Bhadreshwar Jain Temple
|Bhadreshwar Jain Temple|
Vasai Jain Temple
|Location||Bhadresar, Kutch district, Gujarat, India|
It is believed to be one of the oldest Jain temples in India, although they have been renovated and rehabilitated from time to time. The temple is said to be first renovated by King Sidhsen of Bhadrawati in 449 B.C. . It is said a Jain layman named Devchandra laid the foundation stone of this temple centuries ago. In year 1125, the temple was renovated extensively by Jagdusha. The temples have been destroyed many times due to natural calamities like earthquakes and the chronicles of Mistris of Kutch, mention that they were the architects and artisans, who renovated temples during the earthquakes of 1819, 1844–45 and 1875.

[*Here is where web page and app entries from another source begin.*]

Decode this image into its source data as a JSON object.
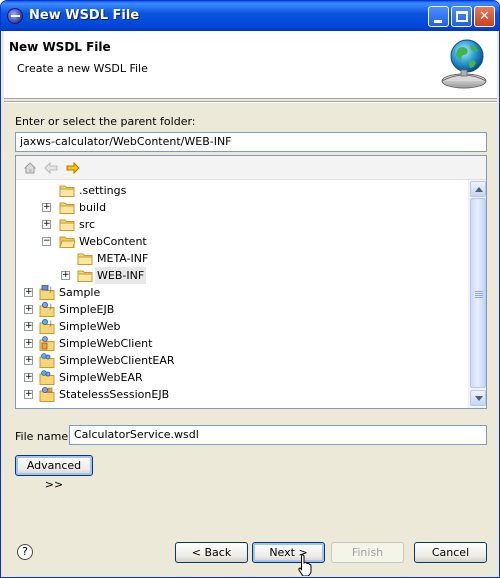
{
  "window": {
    "title": "New WSDL File"
  },
  "banner": {
    "title": "New WSDL File",
    "description": "Create a new WSDL File"
  },
  "parent_folder": {
    "label": "Enter or select the parent folder:",
    "value": "jaxws-calculator/WebContent/WEB-INF"
  },
  "tree": {
    "items": [
      {
        "label": ".settings",
        "type": "folder",
        "expandable": false
      },
      {
        "label": "build",
        "type": "folder",
        "expandable": true,
        "expanded": false
      },
      {
        "label": "src",
        "type": "folder",
        "expandable": true,
        "expanded": false
      },
      {
        "label": "WebContent",
        "type": "folder-open",
        "expandable": true,
        "expanded": true
      },
      {
        "label": "META-INF",
        "type": "folder",
        "expandable": false
      },
      {
        "label": "WEB-INF",
        "type": "folder",
        "expandable": true,
        "expanded": false,
        "selected": true
      },
      {
        "label": "Sample",
        "type": "project",
        "expandable": true,
        "expanded": false
      },
      {
        "label": "SimpleEJB",
        "type": "project",
        "expandable": true,
        "expanded": false
      },
      {
        "label": "SimpleWeb",
        "type": "project",
        "expandable": true,
        "expanded": false
      },
      {
        "label": "SimpleWebClient",
        "type": "project",
        "expandable": true,
        "expanded": false
      },
      {
        "label": "SimpleWebClientEAR",
        "type": "project",
        "expandable": true,
        "expanded": false
      },
      {
        "label": "SimpleWebEAR",
        "type": "project",
        "expandable": true,
        "expanded": false
      },
      {
        "label": "StatelessSessionEJB",
        "type": "project",
        "expandable": true,
        "expanded": false
      }
    ]
  },
  "file_name": {
    "label": "File name:",
    "value": "CalculatorService.wsdl"
  },
  "buttons": {
    "advanced": "Advanced >>",
    "back": "< Back",
    "next": "Next >",
    "finish": "Finish",
    "cancel": "Cancel"
  },
  "icons": {
    "help": "?",
    "home": "home-icon",
    "back": "back-arrow-icon",
    "forward": "forward-arrow-icon"
  },
  "colors": {
    "titlebar": "#0054e3",
    "window_bg": "#ece9d8",
    "selection": "#e8e8e8",
    "button_border": "#003c74"
  }
}
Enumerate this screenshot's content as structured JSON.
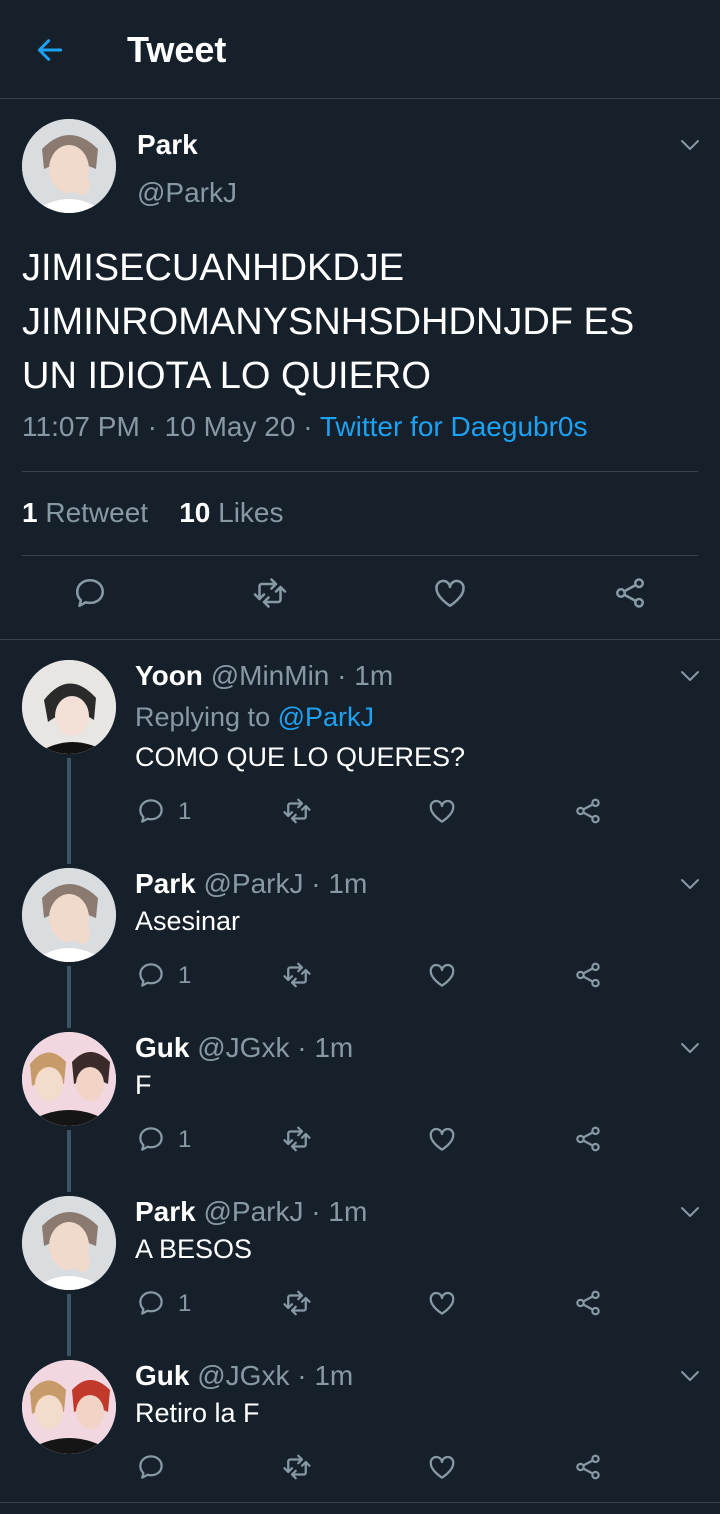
{
  "header": {
    "title": "Tweet",
    "back_icon": "arrow-left-icon",
    "accent": "#1da1f2"
  },
  "main_tweet": {
    "name": "Park",
    "handle": "@ParkJ",
    "text_lines": [
      "JIMISECUANHDKDJE",
      "JIMINROMANYSNHSDHDNJDF ES",
      "UN IDIOTA LO QUIERO"
    ],
    "time": "11:07 PM",
    "sep": "·",
    "date": "10 May 20",
    "source": "Twitter for Daegubr0s",
    "retweets_count": "1",
    "retweets_label": "Retweet",
    "likes_count": "10",
    "likes_label": "Likes"
  },
  "replies": [
    {
      "name": "Yoon",
      "handle": "@MinMin",
      "time": "1m",
      "replying_label": "Replying to",
      "replying_to": "@ParkJ",
      "text": "COMO QUE LO QUERES?",
      "reply_count": "1"
    },
    {
      "name": "Park",
      "handle": "@ParkJ",
      "time": "1m",
      "text": "Asesinar",
      "reply_count": "1"
    },
    {
      "name": "Guk",
      "handle": "@JGxk",
      "time": "1m",
      "text": "F",
      "reply_count": "1"
    },
    {
      "name": "Park",
      "handle": "@ParkJ",
      "time": "1m",
      "text": "A BESOS",
      "reply_count": "1"
    },
    {
      "name": "Guk",
      "handle": "@JGxk",
      "time": "1m",
      "text": "Retiro la F",
      "reply_count": ""
    }
  ],
  "icons": [
    "reply-icon",
    "retweet-icon",
    "like-icon",
    "share-icon",
    "chevron-down-icon"
  ],
  "colors": {
    "background": "#15202b",
    "secondary_text": "#8899a6",
    "link": "#1da1f2",
    "divider": "#38444d"
  }
}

In former temple, the lower part was considered the oldest in age, perhaps about 1170. The temple complex was expanded with the corridors, then the outer wings, then the shrine, and last of all the porch. The temple complex was again completely devastated in earthquake of 26 January 2001, however, it has now been completely rebuilt to as many of the old shrines were destroyed to the extent that it could not be rehabilitated.pikino
The general plan is like that of the Dilwara Temples on mount Abu. It stands in a court about 48 feet wide by 85 long, surrounded by a row of forty-four shrines with a corridor in front. The temple stands in a courtyard, which, from the line of the temple front, is covered by three pillared domes. The temple, facing the east, is entered by a flight of steps that rise from the outer door to the covered area in front of the sanctuary. Over the porch is another large dome covering an area separated by a low screen wall from the area of the entrance hall, mandap, between it and the front of the temple itself. At the south-west corner and behind the cells on the left side is a row of chambers with cellars entered by lifting up flagstones in the floor. In the shrine are three white marble images. The central image is Ajitnath, the second of the Tirthankars, with the date 622 probably for Samvat 1622 or AD 1565. On his right is Parshwanath with the snake hood marked 1175 (Samvat 1232), and on his left Santinath, the 16th Tirthankar, also marked 1175 (Samvat 1232) . On the extreme right is the image of the black or Shamla Parshwanath.
- "CSE analyses: EIA report of thermal power project, Bhadreshwar, Kutch, Gujarat". Archived from the original on 20 July 2011. Retrieved 19 September 2016.
- "Bhadreshwar". Gujarat Tourism, Government of Gujatat. Archived from the original on 27 January 2012. Retrieved 30 January 2014.
- "Archived copy". Archived from the original on 2 October 2016. Retrieved 29 September 2016.CS1 maint: archived copy as title (link)
- "Gujarat Guide : Kutch". Archived from the original on 24 September 2015. Retrieved 19 September 2016.
- Gazetteer of the Bombay Presidency: Cutch, Palanpur, and Mahi Kantha (Public Domain text). Printed at the Government Central Press. 1880. pp. 213–215.
- Kadia Kashtriya Itihas. Published in 1896.
- Nanji Bapa ni Nondh-pothi Gujarati book,1999 Vadodara. It is a diary of Railway Contracts done by KGK community noted by Nanji Govindji Tank. This book was given Aank Sidhhi award by Kutch Shakti at Mumbai in year 2000. The book has year wise details of Railway lines built by Mistris of Kutch and has a section with photos on Historical Monuments & Architects built by Mistris of Kutch.
- Kutch Gurjar Kshatriya Samaj : A brief History & Glory : by Raja Pawan Jethwa. (2007) Calcutta.
- James Burgess (1876). Report on the Antiquities of Kutch & Kathiawar: Being the Result of the Second Season's Operations of the Archaeological Survey of Western India, 1874-1875. London: India Museum. pp. 205–210. Archived from the original on 2015. Retrieved 27 August 2016.
- Newly Built Bhadreshwar Jain Tirth , Kutch
- Vasai Jain Tirth, Bhadreswar
- Photo of old Bhadreshwar Jain Temple Old Jain Temple, with rubble of structure destroyed in earthquake, which can be seen.
- "53 Jinalaya Temple of Bhadreshwar Tirth (Construction)". Archived from the original on 24 June 2010. Retrieved 19 September 2016.